> What to produce
Please figure out how many lines in the material contain "Наташа", and give only that number.

> Stored data
+++++
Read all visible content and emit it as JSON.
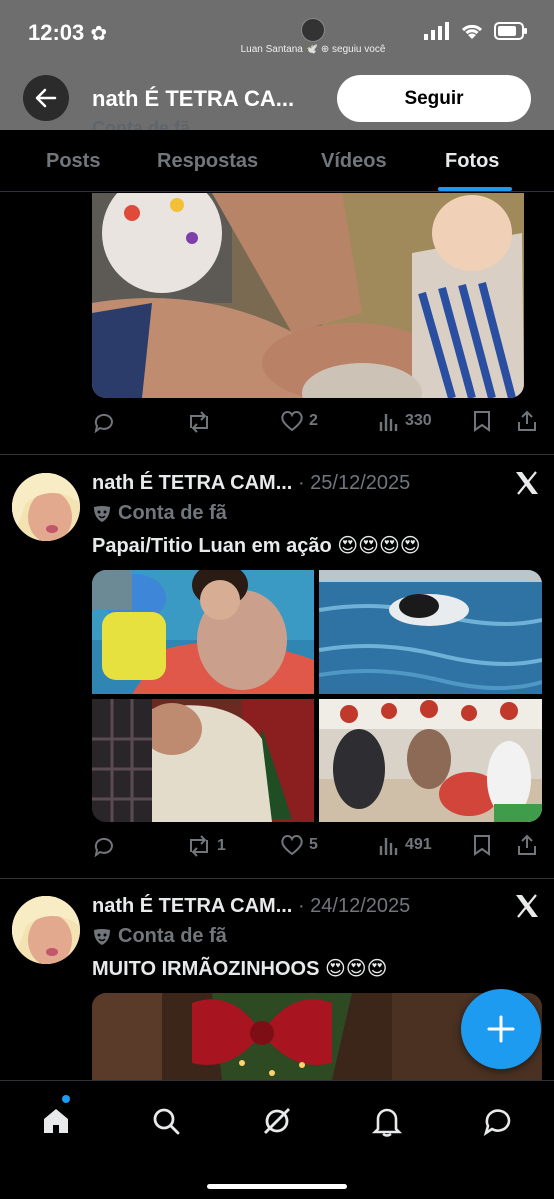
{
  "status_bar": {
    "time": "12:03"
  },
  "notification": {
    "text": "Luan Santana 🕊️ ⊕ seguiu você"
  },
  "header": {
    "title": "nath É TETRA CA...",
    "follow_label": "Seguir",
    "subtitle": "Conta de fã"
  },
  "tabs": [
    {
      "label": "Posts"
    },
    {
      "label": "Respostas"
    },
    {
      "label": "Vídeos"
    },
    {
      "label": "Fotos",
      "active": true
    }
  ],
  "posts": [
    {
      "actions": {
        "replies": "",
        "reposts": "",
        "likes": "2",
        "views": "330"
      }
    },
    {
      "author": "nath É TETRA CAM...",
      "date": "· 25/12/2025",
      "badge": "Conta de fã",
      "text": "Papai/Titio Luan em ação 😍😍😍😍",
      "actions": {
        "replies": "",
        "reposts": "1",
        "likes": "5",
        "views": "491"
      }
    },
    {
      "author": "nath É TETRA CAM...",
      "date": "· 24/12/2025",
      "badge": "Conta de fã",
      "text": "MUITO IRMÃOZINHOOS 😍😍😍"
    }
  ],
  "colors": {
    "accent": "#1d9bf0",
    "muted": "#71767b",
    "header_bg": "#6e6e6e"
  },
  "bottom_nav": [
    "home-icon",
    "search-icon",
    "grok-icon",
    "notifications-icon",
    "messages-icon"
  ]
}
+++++
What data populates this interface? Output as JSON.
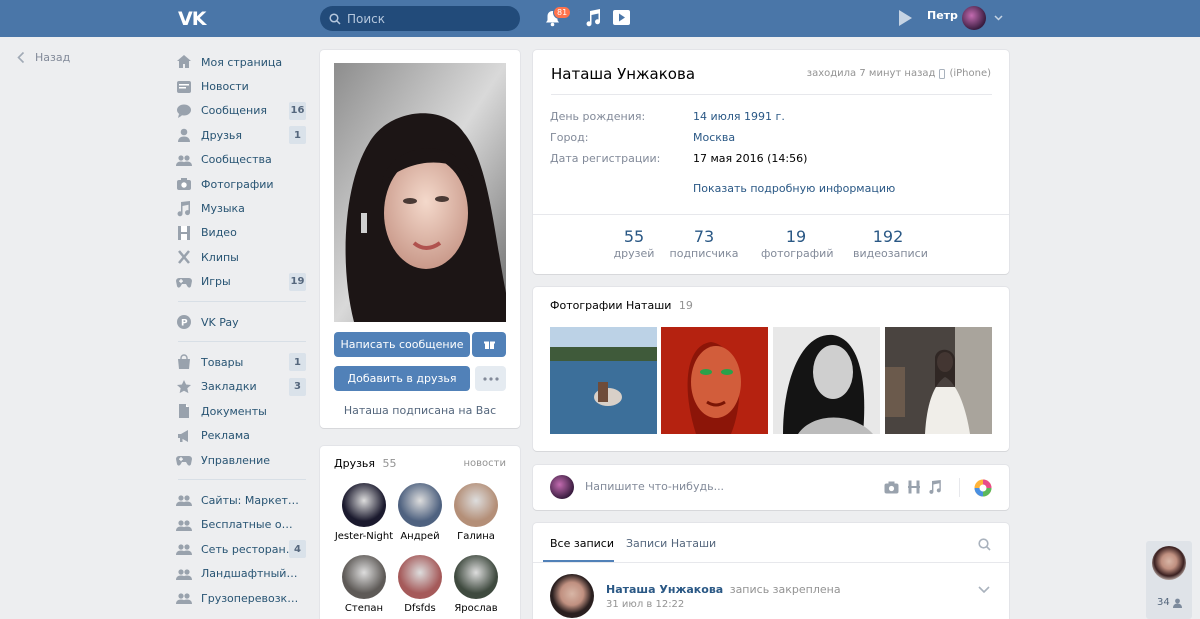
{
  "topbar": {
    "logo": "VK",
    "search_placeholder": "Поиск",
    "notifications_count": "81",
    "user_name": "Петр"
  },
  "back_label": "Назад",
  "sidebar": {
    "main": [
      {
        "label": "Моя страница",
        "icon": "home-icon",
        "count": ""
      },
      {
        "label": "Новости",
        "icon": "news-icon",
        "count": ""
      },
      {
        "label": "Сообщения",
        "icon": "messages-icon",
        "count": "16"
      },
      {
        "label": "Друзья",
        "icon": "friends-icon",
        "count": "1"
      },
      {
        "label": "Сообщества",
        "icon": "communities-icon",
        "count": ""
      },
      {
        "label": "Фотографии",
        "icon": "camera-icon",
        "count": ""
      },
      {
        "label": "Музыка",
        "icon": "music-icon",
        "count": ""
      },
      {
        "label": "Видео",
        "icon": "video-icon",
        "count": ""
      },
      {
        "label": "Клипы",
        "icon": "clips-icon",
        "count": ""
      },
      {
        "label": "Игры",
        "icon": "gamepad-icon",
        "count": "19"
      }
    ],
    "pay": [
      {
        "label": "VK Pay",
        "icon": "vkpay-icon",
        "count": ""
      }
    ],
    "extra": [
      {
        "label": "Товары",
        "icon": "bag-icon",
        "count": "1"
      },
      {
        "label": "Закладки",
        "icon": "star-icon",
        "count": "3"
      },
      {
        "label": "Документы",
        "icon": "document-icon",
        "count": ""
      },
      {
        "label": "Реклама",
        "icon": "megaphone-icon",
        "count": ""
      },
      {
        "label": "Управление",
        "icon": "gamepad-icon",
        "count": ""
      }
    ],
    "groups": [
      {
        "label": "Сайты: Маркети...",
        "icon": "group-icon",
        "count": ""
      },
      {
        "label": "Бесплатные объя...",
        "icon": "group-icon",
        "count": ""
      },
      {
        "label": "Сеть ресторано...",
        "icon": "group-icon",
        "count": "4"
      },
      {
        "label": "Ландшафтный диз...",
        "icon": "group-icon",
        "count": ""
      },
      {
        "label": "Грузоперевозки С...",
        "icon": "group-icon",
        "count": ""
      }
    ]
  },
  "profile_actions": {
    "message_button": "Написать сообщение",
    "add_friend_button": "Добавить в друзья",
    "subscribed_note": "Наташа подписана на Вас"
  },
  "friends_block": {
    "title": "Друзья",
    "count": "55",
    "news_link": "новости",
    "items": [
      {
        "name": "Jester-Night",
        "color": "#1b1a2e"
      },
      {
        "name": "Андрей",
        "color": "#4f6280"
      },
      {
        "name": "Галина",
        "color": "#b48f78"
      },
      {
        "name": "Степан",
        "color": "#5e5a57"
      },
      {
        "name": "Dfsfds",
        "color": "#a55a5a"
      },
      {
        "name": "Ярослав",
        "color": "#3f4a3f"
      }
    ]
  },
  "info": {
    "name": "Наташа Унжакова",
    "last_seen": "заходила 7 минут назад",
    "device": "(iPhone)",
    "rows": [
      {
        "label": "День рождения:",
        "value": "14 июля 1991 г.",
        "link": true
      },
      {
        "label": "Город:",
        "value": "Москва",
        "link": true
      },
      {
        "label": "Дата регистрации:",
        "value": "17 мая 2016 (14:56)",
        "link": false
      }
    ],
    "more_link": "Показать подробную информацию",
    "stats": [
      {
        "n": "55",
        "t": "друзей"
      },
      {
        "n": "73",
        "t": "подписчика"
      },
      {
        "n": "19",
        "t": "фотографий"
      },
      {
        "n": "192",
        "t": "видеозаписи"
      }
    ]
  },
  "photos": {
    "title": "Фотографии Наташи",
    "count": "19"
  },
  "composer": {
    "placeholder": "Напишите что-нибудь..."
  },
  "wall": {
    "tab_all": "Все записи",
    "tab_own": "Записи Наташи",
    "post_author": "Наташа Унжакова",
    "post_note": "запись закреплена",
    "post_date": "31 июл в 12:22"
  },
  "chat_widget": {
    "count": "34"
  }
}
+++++
> Answer to the exercise
3